There’s something about compact fluorescent (or CFL) bulbs and the light they put out. The light looks different from what we’re used to with energy-wasting incandescent bulbs. Why is that? And is there a CFL that comes close to the light quality of incandescents?
There are two ways to describe indoor light: its color temperature and how it renders color on other objects.
Color temperature is easy to describe. As an example, look at an incandescent lamp, and then look at an overhead fluorescent tube. The lamp’s light is warm, yellowish and cozy, like a candle or a fireplace. The fluorescent tube’s light is colder and bluer in quality, more like daylight. Color temperature is measured in kelvins–the higher the value the cooler the light. So 2700K-3000K is considered “warm white” when you see that term on CFL packs, and 4100K+ is “cool white.” For indoor use you definitely want “warm white,” and if the pack lists the kelvin value then the lower the better.
The second factor is a bit harder to quantify–basically it speaks to how richly colors on an object look when you shine a light on them.
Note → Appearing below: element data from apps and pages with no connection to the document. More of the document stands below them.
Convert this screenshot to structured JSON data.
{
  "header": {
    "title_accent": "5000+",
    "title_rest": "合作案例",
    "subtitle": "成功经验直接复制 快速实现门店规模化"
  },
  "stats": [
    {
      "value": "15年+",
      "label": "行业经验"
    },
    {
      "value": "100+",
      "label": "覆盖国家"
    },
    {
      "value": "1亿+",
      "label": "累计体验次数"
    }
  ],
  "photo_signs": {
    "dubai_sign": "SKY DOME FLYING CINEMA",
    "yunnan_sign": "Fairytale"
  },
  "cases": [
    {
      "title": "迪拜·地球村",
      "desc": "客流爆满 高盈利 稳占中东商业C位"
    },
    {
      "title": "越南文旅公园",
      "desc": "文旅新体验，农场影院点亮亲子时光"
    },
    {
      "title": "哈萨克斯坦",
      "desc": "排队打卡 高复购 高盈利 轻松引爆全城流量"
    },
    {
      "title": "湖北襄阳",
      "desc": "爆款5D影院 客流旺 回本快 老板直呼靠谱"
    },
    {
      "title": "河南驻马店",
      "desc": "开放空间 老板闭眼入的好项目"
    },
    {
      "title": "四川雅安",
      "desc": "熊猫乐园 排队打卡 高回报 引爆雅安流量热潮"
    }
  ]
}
Think of how different your skin and clothes look under an incandescent lamp and an outdoor street light. Under the first, your skin tone and clothes look vivid and full of life; under the second, they look pale and dead. This difference in how objects are rendered is measured by what’s called the Color Rendering Index (CRI). A score of 100 denotes incandescent light that perfectly renders color.
The issue with CFL’s is that their CRI falls short of incandescents. They generally have a CRI score of around 70. That causes skin color, clothes, and other things around the lamp to not look quite as vivid, hence the difference in light quality we see.
However, not all CFL’s are alike and some definitely render color better than others. Which one is the best?
I have tried many CFL bulbs–I’m picky and the light quality of most CFL’s bothers me. After many tests with bulbs from different companies I can say there is one unqualified winner: the N:Vision compact fluorescent light bulbs sold at Home Depot. They come in several color temperatures, but you want the “warm white” ones in the green packaging for indoor use. They have a CRI of around 82, far superior to most other bulbs. Their light is bright and warm, and I have even come to prefer them over incandescents for general lighting.
It’s important to switch to CFL light bulbs since they use far less energy and is therefore the environmentally responsible thing to do. Now we can do so without sacrificing most of the light quality we expect indoors. Try out the N:Vision CFL bulbs and I think you’ll agree.